(Task instructions): Listed below are entries; give the number of lines among them that include "title", and only that number.

-- Study material follows --

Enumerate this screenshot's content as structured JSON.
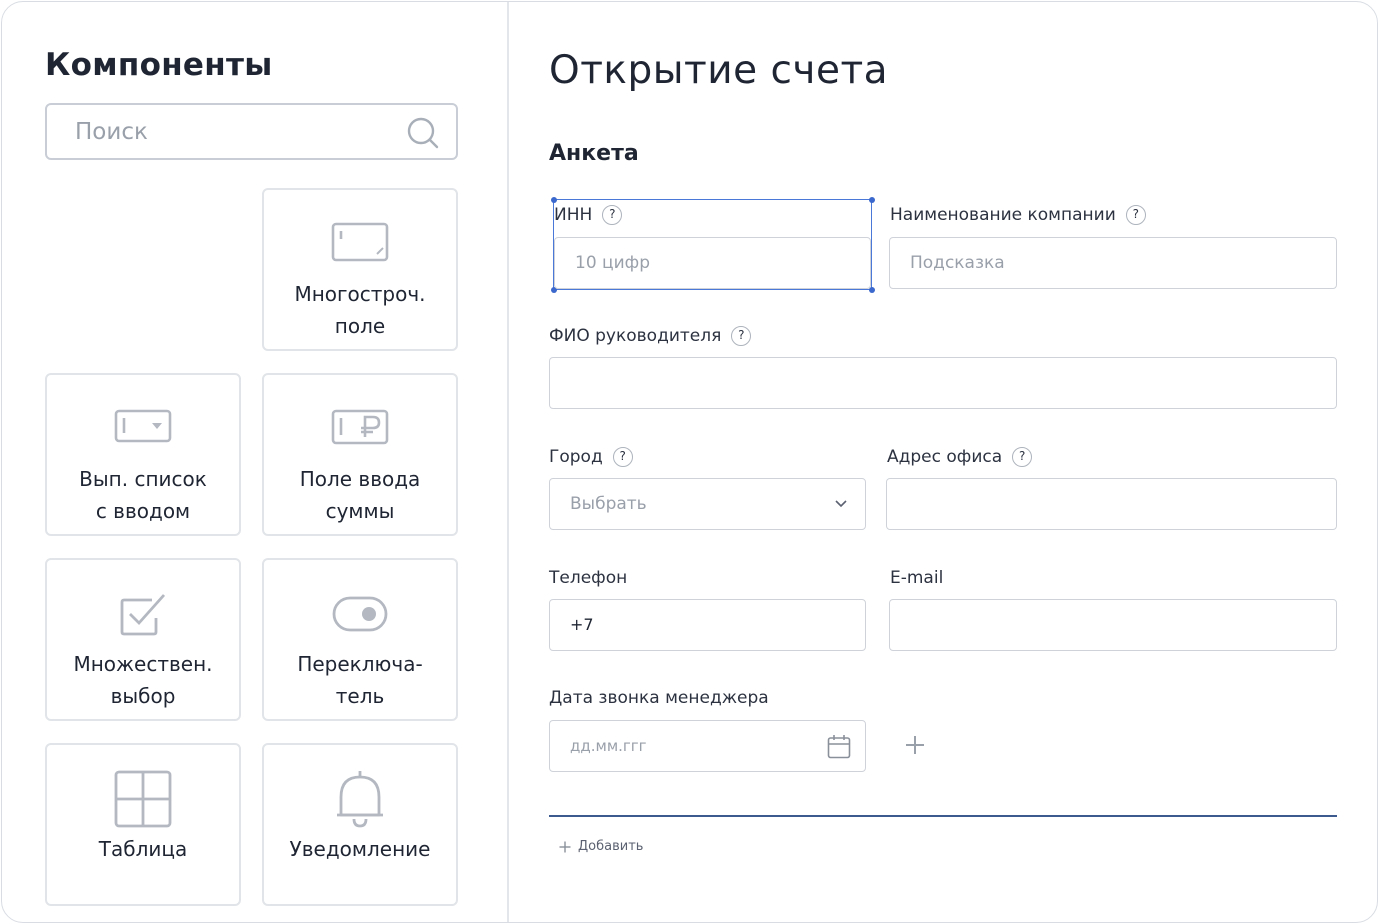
{
  "sidebar": {
    "title": "Компоненты",
    "search_placeholder": "Поиск",
    "tiles": [
      {
        "icon": "multiline-field-icon",
        "line1": "Многостроч.",
        "line2": "поле"
      },
      {
        "icon": "combobox-icon",
        "line1": "Вып. список",
        "line2": "с вводом"
      },
      {
        "icon": "amount-field-icon",
        "line1": "Поле ввода",
        "line2": "суммы"
      },
      {
        "icon": "checkbox-icon",
        "line1": "Множествен.",
        "line2": "выбор"
      },
      {
        "icon": "toggle-icon",
        "line1": "Переключа-",
        "line2": "тель"
      },
      {
        "icon": "table-icon",
        "line1": "Таблица"
      },
      {
        "icon": "bell-icon",
        "line1": "Уведомление"
      }
    ]
  },
  "main": {
    "title": "Открытие счета",
    "section": "Анкета",
    "help_mark": "?",
    "fields": {
      "inn": {
        "label": "ИНН",
        "placeholder": "10 цифр"
      },
      "company": {
        "label": "Наименование компании",
        "placeholder": "Подсказка"
      },
      "director": {
        "label": "ФИО руководителя"
      },
      "city": {
        "label": "Город",
        "placeholder": "Выбрать"
      },
      "address": {
        "label": "Адрес офиса"
      },
      "phone": {
        "label": "Телефон",
        "value": "+7"
      },
      "email": {
        "label": "E-mail"
      },
      "call_date": {
        "label": "Дата звонка менеджера",
        "placeholder": "дд.мм.ггг"
      }
    },
    "add_label": "Добавить"
  },
  "colors": {
    "selection": "#4a78d8",
    "separator": "#3d5a8f",
    "icon_gray": "#b3b8c1"
  }
}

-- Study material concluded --

(Problem solution): 2